Complacency comes from somewhere, it is also not simply the result of making lots of money – if that were the case, there would be no titans in any industry. No, complacency comes from a company that has no focus, one that has lost sight of its mission. In 2006, a management retreat posed the question to Yahoo’s senior executives of what came to mind when various companies were listed. The results were fairly predictable for some: Google made people think of search, Microsoft had people thinking about Office or Windows, eBay brought to mind an auction. When Yahoo itself was brought up, however, there was an enormous spread of answers, ranging from search to mail to news to ads to everything in between.
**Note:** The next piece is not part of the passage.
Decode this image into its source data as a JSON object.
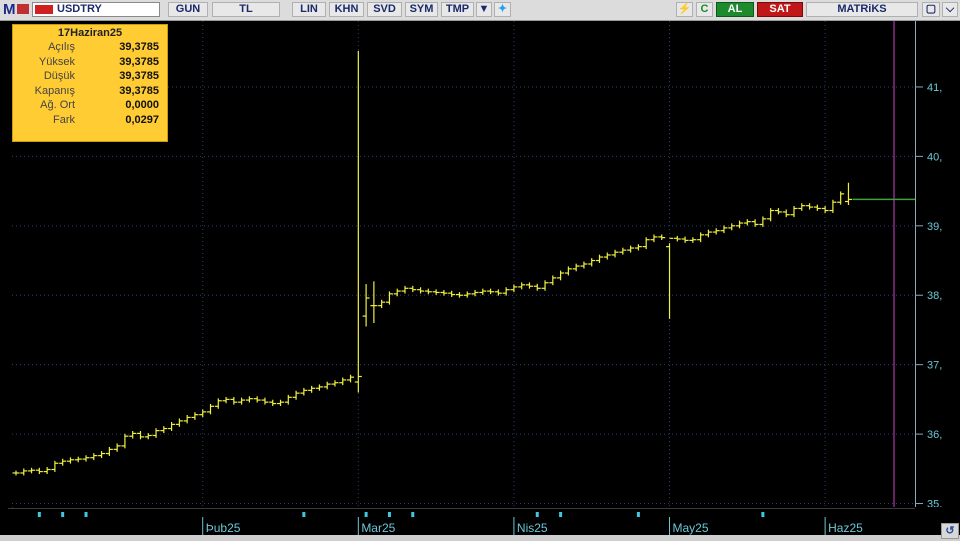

Clearly, there was a lack of direction amongst the executives for where the company should be headed. This is potentially devastating for a business – if management doesn’t know what they’re supposed to be doing, how can the employees possibly know? The best way to avoid this is to have a meaningful mission statement with strategic goals for the business and disseminate them to employees at all levels. While this may sound somewhat cheesy, it undeniably helps drive the focus of the company home at every level of the organization. In turn, this influences employee behavior and helps to keep them on target.
Marissa Mayer, Yahoo CEO is entitled to severance benefits valued at $54.9 million in the case she is terminated without cause, according to a regulatory filing after the market closed Friday. The potential payout would also be triggered by a “change of control,” which includes the sale of the company, according to the filing. Source
By the time this management retreat was held, Yahoo was already ceding considerable ground to competitors, but they were still in a position where they could have turned things around and salvaged much of their former glory. Instead, they continued their tactics of trying to be everything to everyone in a market inhabited by extremely specialized competitors. Their clients became more sophisticated and outgrew Yahoo’s business model – the internet was no longer brand new and foreign, huge stockpiles of data were available for companies to analyze consumer behavior and use ads in more targeted ways than Yahoo could provide. They say “Pride cometh before the fall” and this was very much the case at Yahoo – their hubris bred complacency, which led to a loss of focus. In turn, this caused them to lose market share to competitors who remained on the ball and, ultimately, fall out of the spotlight. Though people are only hearing it today, the death-knell for Yahoo as sounded nearly 20 years ago. A constant desire to improve and the ability to keep growing organizations on track are sometimes difficult, especially during good times, but they’ll ensure your business succeeds in the long haul.